**WHAT YOU NEED TO DO**
Without any of the pictures, set down the data below exactly.

Collected data:

_ _ _ _

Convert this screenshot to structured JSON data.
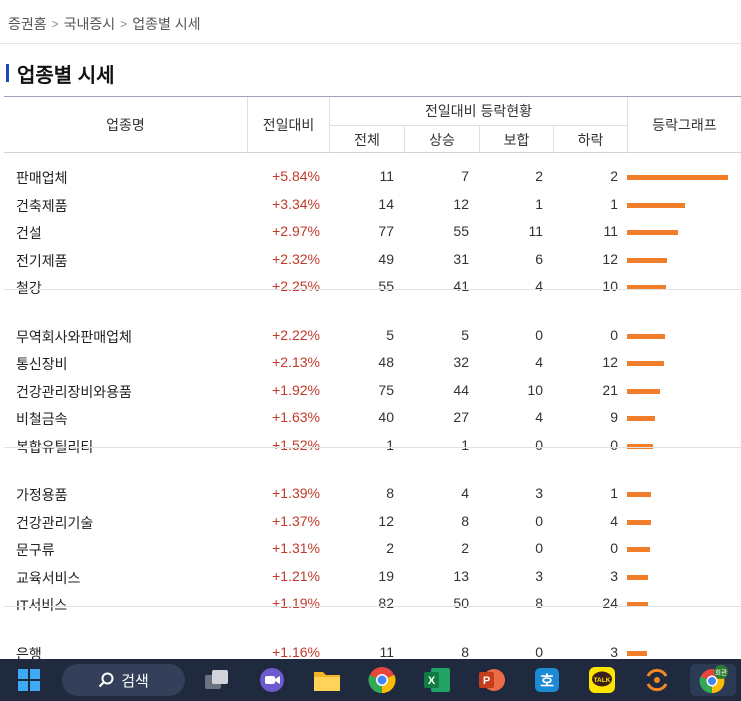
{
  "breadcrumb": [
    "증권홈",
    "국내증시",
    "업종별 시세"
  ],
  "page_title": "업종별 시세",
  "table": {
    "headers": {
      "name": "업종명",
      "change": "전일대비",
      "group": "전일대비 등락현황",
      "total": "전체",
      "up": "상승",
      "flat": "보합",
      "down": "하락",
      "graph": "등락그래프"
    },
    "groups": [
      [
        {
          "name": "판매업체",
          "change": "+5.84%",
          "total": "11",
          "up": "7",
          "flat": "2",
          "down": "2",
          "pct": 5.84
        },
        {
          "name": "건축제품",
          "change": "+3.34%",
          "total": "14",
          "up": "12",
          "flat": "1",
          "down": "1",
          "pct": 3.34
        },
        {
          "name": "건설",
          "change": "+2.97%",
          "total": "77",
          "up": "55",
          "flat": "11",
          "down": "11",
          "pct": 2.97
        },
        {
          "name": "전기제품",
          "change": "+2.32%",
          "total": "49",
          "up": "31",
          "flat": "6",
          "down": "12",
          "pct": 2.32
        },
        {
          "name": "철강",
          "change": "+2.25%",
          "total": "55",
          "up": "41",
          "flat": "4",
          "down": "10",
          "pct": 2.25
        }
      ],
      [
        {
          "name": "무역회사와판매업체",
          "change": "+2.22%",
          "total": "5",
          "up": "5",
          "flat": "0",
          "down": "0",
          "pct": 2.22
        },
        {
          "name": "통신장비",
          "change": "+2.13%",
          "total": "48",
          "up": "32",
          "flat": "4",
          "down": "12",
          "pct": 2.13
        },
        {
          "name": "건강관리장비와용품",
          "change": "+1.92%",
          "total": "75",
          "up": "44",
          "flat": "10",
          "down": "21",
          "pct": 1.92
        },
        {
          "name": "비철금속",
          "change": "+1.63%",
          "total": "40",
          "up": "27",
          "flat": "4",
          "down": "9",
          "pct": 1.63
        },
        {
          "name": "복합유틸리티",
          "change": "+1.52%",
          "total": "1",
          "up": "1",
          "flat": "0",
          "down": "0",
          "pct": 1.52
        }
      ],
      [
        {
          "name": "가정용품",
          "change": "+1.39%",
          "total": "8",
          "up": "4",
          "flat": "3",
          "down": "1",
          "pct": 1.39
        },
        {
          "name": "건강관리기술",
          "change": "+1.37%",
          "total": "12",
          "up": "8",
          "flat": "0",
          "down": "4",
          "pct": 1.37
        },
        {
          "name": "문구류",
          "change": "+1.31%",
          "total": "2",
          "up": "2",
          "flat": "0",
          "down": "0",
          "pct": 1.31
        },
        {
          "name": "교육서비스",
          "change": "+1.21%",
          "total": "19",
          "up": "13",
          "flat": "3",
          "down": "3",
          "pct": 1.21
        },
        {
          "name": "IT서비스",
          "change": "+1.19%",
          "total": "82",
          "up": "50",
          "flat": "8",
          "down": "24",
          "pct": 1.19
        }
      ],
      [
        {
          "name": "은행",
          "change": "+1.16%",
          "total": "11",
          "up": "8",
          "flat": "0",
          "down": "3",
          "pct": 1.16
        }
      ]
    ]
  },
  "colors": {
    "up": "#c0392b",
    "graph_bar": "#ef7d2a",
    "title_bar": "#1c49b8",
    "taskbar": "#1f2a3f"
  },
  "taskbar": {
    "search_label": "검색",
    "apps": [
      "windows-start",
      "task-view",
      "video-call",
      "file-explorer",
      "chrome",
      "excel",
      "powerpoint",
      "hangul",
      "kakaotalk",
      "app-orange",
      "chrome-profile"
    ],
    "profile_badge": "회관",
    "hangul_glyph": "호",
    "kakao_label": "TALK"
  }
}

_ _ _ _

**COMPLETED TASK**
Convert this screenshot to structured JSON data.
{
  "breadcrumb": [
    "증권홈",
    "국내증시",
    "업종별 시세"
  ],
  "page_title": "업종별 시세",
  "table": {
    "headers": {
      "name": "업종명",
      "change": "전일대비",
      "group": "전일대비 등락현황",
      "total": "전체",
      "up": "상승",
      "flat": "보합",
      "down": "하락",
      "graph": "등락그래프"
    },
    "groups": [
      [
        {
          "name": "판매업체",
          "change": "+5.84%",
          "total": "11",
          "up": "7",
          "flat": "2",
          "down": "2",
          "pct": 5.84
        },
        {
          "name": "건축제품",
          "change": "+3.34%",
          "total": "14",
          "up": "12",
          "flat": "1",
          "down": "1",
          "pct": 3.34
        },
        {
          "name": "건설",
          "change": "+2.97%",
          "total": "77",
          "up": "55",
          "flat": "11",
          "down": "11",
          "pct": 2.97
        },
        {
          "name": "전기제품",
          "change": "+2.32%",
          "total": "49",
          "up": "31",
          "flat": "6",
          "down": "12",
          "pct": 2.32
        },
        {
          "name": "철강",
          "change": "+2.25%",
          "total": "55",
          "up": "41",
          "flat": "4",
          "down": "10",
          "pct": 2.25
        }
      ],
      [
        {
          "name": "무역회사와판매업체",
          "change": "+2.22%",
          "total": "5",
          "up": "5",
          "flat": "0",
          "down": "0",
          "pct": 2.22
        },
        {
          "name": "통신장비",
          "change": "+2.13%",
          "total": "48",
          "up": "32",
          "flat": "4",
          "down": "12",
          "pct": 2.13
        },
        {
          "name": "건강관리장비와용품",
          "change": "+1.92%",
          "total": "75",
          "up": "44",
          "flat": "10",
          "down": "21",
          "pct": 1.92
        },
        {
          "name": "비철금속",
          "change": "+1.63%",
          "total": "40",
          "up": "27",
          "flat": "4",
          "down": "9",
          "pct": 1.63
        },
        {
          "name": "복합유틸리티",
          "change": "+1.52%",
          "total": "1",
          "up": "1",
          "flat": "0",
          "down": "0",
          "pct": 1.52
        }
      ],
      [
        {
          "name": "가정용품",
          "change": "+1.39%",
          "total": "8",
          "up": "4",
          "flat": "3",
          "down": "1",
          "pct": 1.39
        },
        {
          "name": "건강관리기술",
          "change": "+1.37%",
          "total": "12",
          "up": "8",
          "flat": "0",
          "down": "4",
          "pct": 1.37
        },
        {
          "name": "문구류",
          "change": "+1.31%",
          "total": "2",
          "up": "2",
          "flat": "0",
          "down": "0",
          "pct": 1.31
        },
        {
          "name": "교육서비스",
          "change": "+1.21%",
          "total": "19",
          "up": "13",
          "flat": "3",
          "down": "3",
          "pct": 1.21
        },
        {
          "name": "IT서비스",
          "change": "+1.19%",
          "total": "82",
          "up": "50",
          "flat": "8",
          "down": "24",
          "pct": 1.19
        }
      ],
      [
        {
          "name": "은행",
          "change": "+1.16%",
          "total": "11",
          "up": "8",
          "flat": "0",
          "down": "3",
          "pct": 1.16
        }
      ]
    ]
  },
  "colors": {
    "up": "#c0392b",
    "graph_bar": "#ef7d2a",
    "title_bar": "#1c49b8",
    "taskbar": "#1f2a3f"
  },
  "taskbar": {
    "search_label": "검색",
    "apps": [
      "windows-start",
      "task-view",
      "video-call",
      "file-explorer",
      "chrome",
      "excel",
      "powerpoint",
      "hangul",
      "kakaotalk",
      "app-orange",
      "chrome-profile"
    ],
    "profile_badge": "회관",
    "hangul_glyph": "호",
    "kakao_label": "TALK"
  }
}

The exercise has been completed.